The oddest thing about Muhammad is that his politics — and, likely, the man himself — have been largely forgotten. Unlike the case of Ted Kaczynski, we remember the crime but not the criminal. That's especially strange, given that Muhammad was a homegrown Muslim, declaring jihad just one year after 9/11. Even during the spree, Muhammad had a hard time making headlines, as the media assumed he was a white male in a white van, the rare example of racial profiling selecting against a black man.

"Egotistically, he started calling National Security, the sheriffs, and saying, 'Look, you got the wrong profile,' " Washington sighs. "They didn't listen to him because they assumed he and the boy were people of color on the phone — 'You guys couldn't possibly be pulling this off.' "

It's an awful irony: This unloved reject murders strangers to get attention, and still goes ignored. Again, Washington finds himself identifying with Muhammad against his will.

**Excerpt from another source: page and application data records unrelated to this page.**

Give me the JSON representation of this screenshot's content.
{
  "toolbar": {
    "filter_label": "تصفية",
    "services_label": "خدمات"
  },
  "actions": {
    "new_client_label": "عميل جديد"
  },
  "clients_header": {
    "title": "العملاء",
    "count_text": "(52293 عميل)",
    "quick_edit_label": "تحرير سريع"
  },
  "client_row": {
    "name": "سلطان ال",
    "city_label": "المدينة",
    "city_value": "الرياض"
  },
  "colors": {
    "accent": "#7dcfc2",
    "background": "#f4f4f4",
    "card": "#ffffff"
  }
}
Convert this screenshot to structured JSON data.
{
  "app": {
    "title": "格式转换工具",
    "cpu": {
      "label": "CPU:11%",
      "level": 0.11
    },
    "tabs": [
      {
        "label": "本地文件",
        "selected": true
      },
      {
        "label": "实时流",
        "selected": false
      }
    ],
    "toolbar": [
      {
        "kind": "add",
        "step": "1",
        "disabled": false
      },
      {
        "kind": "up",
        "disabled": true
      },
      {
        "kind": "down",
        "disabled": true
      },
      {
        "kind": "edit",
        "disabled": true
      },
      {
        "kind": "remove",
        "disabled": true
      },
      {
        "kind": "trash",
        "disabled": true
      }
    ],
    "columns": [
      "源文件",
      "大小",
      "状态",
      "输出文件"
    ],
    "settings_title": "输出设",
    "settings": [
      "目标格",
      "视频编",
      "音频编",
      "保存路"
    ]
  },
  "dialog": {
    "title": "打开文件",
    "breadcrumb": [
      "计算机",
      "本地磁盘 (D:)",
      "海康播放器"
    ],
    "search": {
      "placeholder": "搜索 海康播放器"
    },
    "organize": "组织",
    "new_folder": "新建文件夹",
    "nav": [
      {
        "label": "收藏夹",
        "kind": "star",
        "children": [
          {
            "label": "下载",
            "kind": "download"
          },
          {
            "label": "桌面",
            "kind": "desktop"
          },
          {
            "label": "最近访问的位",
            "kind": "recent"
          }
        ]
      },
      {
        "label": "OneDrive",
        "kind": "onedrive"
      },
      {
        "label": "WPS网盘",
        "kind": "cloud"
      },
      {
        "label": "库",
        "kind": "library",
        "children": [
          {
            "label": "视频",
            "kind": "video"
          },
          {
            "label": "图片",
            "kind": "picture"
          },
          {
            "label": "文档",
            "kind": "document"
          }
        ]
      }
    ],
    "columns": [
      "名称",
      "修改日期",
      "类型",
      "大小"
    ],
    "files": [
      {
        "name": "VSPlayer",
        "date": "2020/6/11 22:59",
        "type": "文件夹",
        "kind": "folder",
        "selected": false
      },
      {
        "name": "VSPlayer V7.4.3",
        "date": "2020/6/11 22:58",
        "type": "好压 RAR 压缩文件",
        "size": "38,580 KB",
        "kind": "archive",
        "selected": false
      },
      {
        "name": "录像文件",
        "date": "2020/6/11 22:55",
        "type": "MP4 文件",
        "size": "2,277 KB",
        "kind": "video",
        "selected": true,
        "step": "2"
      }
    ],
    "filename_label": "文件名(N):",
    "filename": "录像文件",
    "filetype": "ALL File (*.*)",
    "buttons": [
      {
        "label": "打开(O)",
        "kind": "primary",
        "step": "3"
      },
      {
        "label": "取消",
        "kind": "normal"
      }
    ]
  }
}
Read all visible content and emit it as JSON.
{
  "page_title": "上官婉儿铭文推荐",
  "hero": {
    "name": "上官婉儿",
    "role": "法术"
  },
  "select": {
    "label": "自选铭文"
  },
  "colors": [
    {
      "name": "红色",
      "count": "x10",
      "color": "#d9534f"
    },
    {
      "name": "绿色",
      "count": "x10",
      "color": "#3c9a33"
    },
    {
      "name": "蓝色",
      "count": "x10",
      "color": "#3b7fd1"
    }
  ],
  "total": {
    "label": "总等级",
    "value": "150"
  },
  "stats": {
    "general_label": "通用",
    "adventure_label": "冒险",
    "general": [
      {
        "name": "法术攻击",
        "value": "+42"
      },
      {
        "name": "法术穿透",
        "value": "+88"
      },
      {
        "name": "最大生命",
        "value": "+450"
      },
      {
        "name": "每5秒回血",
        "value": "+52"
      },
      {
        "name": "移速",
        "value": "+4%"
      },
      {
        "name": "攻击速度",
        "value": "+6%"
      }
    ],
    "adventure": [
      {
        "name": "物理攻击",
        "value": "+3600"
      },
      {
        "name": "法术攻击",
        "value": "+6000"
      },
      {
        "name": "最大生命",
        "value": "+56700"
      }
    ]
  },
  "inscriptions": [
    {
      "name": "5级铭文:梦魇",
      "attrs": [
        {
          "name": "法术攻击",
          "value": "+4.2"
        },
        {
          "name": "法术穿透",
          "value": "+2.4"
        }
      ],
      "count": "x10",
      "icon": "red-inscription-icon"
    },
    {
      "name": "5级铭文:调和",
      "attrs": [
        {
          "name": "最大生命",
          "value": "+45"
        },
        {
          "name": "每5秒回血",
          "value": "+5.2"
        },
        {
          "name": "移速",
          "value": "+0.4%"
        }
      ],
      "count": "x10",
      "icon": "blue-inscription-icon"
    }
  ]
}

"No actor, whether they admit it or not, doesn't want to be seen," he admits. "There's something strange about Americans that Jesse James and John Dillinger and Billy the Kid are heroes, so it smacks of a particular –ism that whatever he did, they didn't want to give him credit for. This film sort of corrects that, if it is something to be corrected. But that his name didn't go down with the Jeffrey Dahmers and the other famous Caucasian killers — he probably would be pissed off about that, too."

Reach the writer at anicholson@laweekly.com

Related Content

Now Showing

  1. Wed 23
  2. Thu 24
  3. Fri 25
  4. Sat 26
  5. Sun 27
  6. Mon 28
  7. Tue 29

    Find capsule reviews, showtimes & tickets for all films in town.

    Sponsored by Fandor

Box Office

Scores provided by Rotten Tomatoes

Join My Voice Nation for free stuff, concert and dining info & more!

Slideshows

  • Emmy-Nominated Costumes on Display
    On Saturday, the Television Academy and FIDM Museum and Galleries kicked off the Eighth Annual exhibition of "The Outstanding Art of Television Costume Design" with an exclusive preview and reception party. 100 costumes are featured from over 20 shows representing the nominees of the 66th Emmy Awards. The free to the public exhibition is located downtown at FIDM and runs from today through Saturday, September 20th. All photos by Nanette Gonzales.
  • Cowabunga! 30 Years of Teenage Mutant Ninja Turtles
    The COWABUNGA! - 30 Years of Teenage Mutant Ninja Turtles tribute show opened Friday night at Iam8bit. Guests donned their beloved turtle graphic tees, onesies and a couple April O'Neils were there to report on all the mean, green, fighting machine action. Artist included Jude Buffum, Tony Mora, Nan Lawson, leesasaur, Jim Rucc, Mitch Ansara, Guin Thompson, Stratman, Gabe Swarr, Joseph Harmon, Alex Solis, Allison Hoffman, Jose Emroca Flores, Jack Teagle and more. All photos by Shannon Cottrell.
  • Are Westerns For The Weak? Not According to "Sensei" Martin Kove
    Decades ago, the western film was king, with nearly 100 produced every year at their peak in the 1940s, and their popularity extending years beyond. But today, other than rare successes like Django Unchained or True Grit, the genre is not in great shape. Films such as Cowboys and Aliens and The Lone Ranger failed to spark new interests in the western. It's a tough nut to crack, but veteran movie bad guy Martin Kove -- most well known for his role as Sensei John Kreese in The Karate Kid -- is passionate about the classic American film genre and is trying to revive it. We spent an afternoon at his home talking about westerns and how to make the genre interesting again. All photos by Jared Cowan.

Movie Trailers

View all movie trailers >>

Now Trending